After starting off the year with so much hope, the Falcons find themselves at 2-7 heading into Week 11 of the 2019 season. Nothing has gone as expected. The defense was among the worst in the league prior to Week 10’s victory over New Orleans, and the offense has struggled due to a number of offensive line injuries and the adjustment to Dirk Koetter’s (questionable) scheme.
Just because the Falcons managed to snap their 6-game losing streak doesn’t mean the Draft Takes are gone. Today, we’ll take a look at one of the bigger potential needs on the roster in 2020 that may have been overlooked by some of us: the center position.
Alex Mack joined the Falcons in 2016, and brought stability and veteran leadership to an offensive line that had lacked it since Todd McClure retired after the 2012 season. Mack will likely go down as Thomas Dimitroff’s best free agent signing, and he played an integral role in Atlanta’s historic offense and Super Bowl run. Despite Mack’s age—he’s 34 now and will be 35 in 2020—he’s continued to play at a high level, and has fought through a number of injuries.
Mack is under contract next season but will be a free agent in 2021. He’ll have a $10.5M cap hit, which is fair for a top-tier center. Assuming Mack finishes the season healthy and continues his level of play, there’s no reason to try move on from him next season. But things get a little more interesting in 2021, where Mack will be 36 and potentially looking for a new short-term deal—or considering retirement.
The Falcons can probably expect one more good season out of Mack, but all bets are off for 2021. That gives the team two drafts (and free agency periods) to find Mack’s eventual successor. The question is: should the Falcons address the need in the 2020 NFL Draft, and give Mack’s successor a season to learn and develop behind the All Pro? Or should the team address more potentially pressing needs this season, and wait until 2021 to add a new center?
Based on the Falcons likely draft position (somewhere between picks 4-8) and the additional second round pick added in the Mohamed Sanu trade, the team has a golden opportunity to add an interior offensive lineman on Day 2. Whether or not that occurs will probably come down to who is available when Atlanta is on the clock, but there are a number of quality options that should be available in the early second-third round range.

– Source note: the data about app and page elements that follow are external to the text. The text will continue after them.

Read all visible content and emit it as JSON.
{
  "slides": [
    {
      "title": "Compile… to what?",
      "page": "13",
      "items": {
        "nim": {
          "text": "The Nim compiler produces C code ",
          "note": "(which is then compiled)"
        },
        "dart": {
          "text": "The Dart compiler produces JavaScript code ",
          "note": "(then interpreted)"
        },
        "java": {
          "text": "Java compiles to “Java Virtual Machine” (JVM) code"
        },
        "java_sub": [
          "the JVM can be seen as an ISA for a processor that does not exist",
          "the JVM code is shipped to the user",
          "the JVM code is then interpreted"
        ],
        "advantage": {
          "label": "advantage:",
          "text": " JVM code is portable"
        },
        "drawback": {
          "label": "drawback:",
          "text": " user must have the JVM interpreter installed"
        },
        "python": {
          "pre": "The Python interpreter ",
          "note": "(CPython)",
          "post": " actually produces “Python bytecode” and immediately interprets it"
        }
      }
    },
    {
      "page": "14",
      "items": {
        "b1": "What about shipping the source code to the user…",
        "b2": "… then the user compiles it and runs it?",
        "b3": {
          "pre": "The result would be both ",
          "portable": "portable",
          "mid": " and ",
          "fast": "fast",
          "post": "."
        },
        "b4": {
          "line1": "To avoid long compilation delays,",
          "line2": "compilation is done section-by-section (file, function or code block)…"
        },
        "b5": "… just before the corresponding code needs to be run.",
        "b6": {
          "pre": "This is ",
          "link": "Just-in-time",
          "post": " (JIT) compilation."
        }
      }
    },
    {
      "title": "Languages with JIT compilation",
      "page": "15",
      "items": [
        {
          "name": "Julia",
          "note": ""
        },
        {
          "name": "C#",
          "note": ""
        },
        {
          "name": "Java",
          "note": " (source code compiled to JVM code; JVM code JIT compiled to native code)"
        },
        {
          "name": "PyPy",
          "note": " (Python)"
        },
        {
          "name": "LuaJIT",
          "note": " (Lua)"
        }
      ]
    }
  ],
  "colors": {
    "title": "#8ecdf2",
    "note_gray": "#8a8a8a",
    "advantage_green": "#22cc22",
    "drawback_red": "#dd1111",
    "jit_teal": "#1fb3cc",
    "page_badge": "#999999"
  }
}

The top two center prospects in this year’s class are probably going to be out of reach for the Falcons, unless they trade down and pick up additional first round picks. Those two names are Wisconsin’s Tyler Biadasz and Oklahoma’s Creed Humphrey. Both are excellent, scheme-diverse prospects who would be instant starters—and could probably play guard in their rookie season. I know some fans are terrified of Wisconsin centers, but there’s a saying in scouting that I encourage everyone to take to heart: “scout the player, not the helmet.”
The next tier of players are mid-second rounders in my eye—players Atlanta could target with their first second-rounder, but would be better values with the pick they got from the Patriots. Those guys are Mississippi State’s Darryl Williams—who lacks ideal size and athleticism, but has competitiveness, physicality, and technique in spades—and LSU’s Lloyd Cushenberry III, who is basically the opposite. He’s a superb athlete with excellent size and more flexibility to play C or G, but still needs technical refinement.
In the third round—or perhaps even early fourth round, depending on how the draft plays out—there are two other centers who the Falcons could pursue: Washington’s Nick Harris and Oregon’s Jake Hanson. I haven’t had much of a chance to watch either of these players yet, but both have long-term developmental potential and look like serviceable starters at worst. Harris has significant size concerns and is probably locked in to a center-only role: he’s listed at 6’1, 287 according to The Draft Network. Hanson, meanwhile, has great size at 6’5, 307, but doesn’t seem to be having the final season that many expected.
There’s a lot of potential for the Falcons to add their center of the future in the 2020 draft class. Personally, I’m leaning towards going after Cushenberry, who has all the physical traits and just needs some development time. If Atlanta can add him in the late second round and have him learn behind Mack for a year—and potentially play at guard if he beats out someone in camp—Cushenberry should hopefully be ready to take over the starting job in 2021.
I don’t believe it would be wise to wait on center until 2021. We shouldn’t discount the value of having a veteran All Pro center like Alex Mack being able to personally tutor a young successor, and giving rookie offensive linemen a season to acclimate before being thrust into the starting lineup is generally best if you’re looking for positive results. Waiting until 2021 is just punting on a need until the last possible second, and that has rarely worked out well in Atlanta.
What are your thoughts on the Falcons adding Alex Mack’s successor in the 2020 NFL Draft? Do you have a preference between any of the available prospects? At what point in the draft would you target the position?